**Raw data**
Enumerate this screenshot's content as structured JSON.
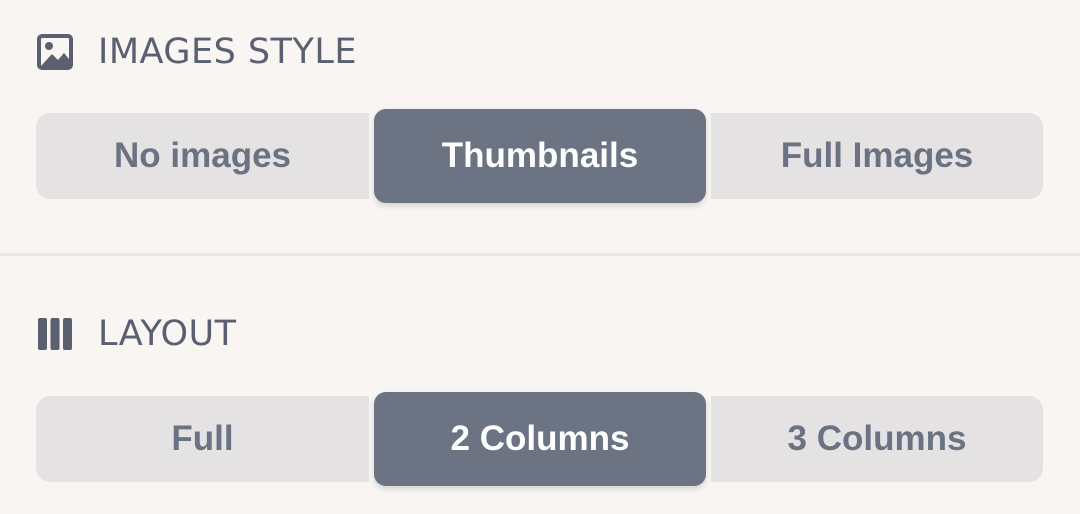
{
  "colors": {
    "background": "#f8f5f2",
    "segment_bg": "#e4e2e3",
    "segment_selected_bg": "#6c7484",
    "segment_text": "#6b7382",
    "segment_selected_text": "#ffffff",
    "header_text": "#5a6070"
  },
  "images_style": {
    "title": "IMAGES STYLE",
    "icon": "image-icon",
    "options": [
      "No images",
      "Thumbnails",
      "Full Images"
    ],
    "selected": "Thumbnails"
  },
  "layout": {
    "title": "LAYOUT",
    "icon": "columns-icon",
    "options": [
      "Full",
      "2 Columns",
      "3 Columns"
    ],
    "selected": "2 Columns"
  }
}
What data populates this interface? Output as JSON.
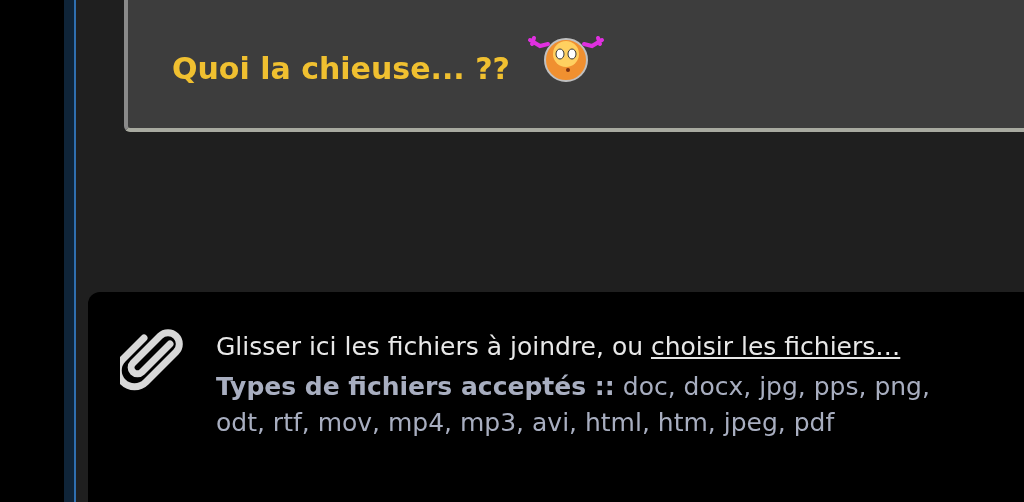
{
  "quote": {
    "text": "Quoi la chieuse... ??"
  },
  "attachments": {
    "prompt": "Glisser ici les fichiers à joindre, ou",
    "link": "choisir les fichiers…",
    "types_label": "Types de fichiers acceptés ::",
    "types_lines": [
      "doc, docx, jpg, pps, png,",
      "odt, rtf, mov, mp4, mp3, avi, html, htm, jpeg, pdf"
    ]
  }
}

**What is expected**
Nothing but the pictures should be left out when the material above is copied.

**Output of the exercise**
Enumerate this screenshot's content as structured JSON.
{
  "colors": {
    "background": "#f8f5f2",
    "segment_bg": "#e4e2e3",
    "segment_selected_bg": "#6c7484",
    "segment_text": "#6b7382",
    "segment_selected_text": "#ffffff",
    "header_text": "#5a6070"
  },
  "images_style": {
    "title": "IMAGES STYLE",
    "icon": "image-icon",
    "options": [
      "No images",
      "Thumbnails",
      "Full Images"
    ],
    "selected": "Thumbnails"
  },
  "layout": {
    "title": "LAYOUT",
    "icon": "columns-icon",
    "options": [
      "Full",
      "2 Columns",
      "3 Columns"
    ],
    "selected": "2 Columns"
  }
}
What data populates this interface? Output as JSON.
{
  "quote": {
    "text": "Quoi la chieuse... ??"
  },
  "attachments": {
    "prompt": "Glisser ici les fichiers à joindre, ou",
    "link": "choisir les fichiers…",
    "types_label": "Types de fichiers acceptés ::",
    "types_lines": [
      "doc, docx, jpg, pps, png,",
      "odt, rtf, mov, mp4, mp3, avi, html, htm, jpeg, pdf"
    ]
  }
}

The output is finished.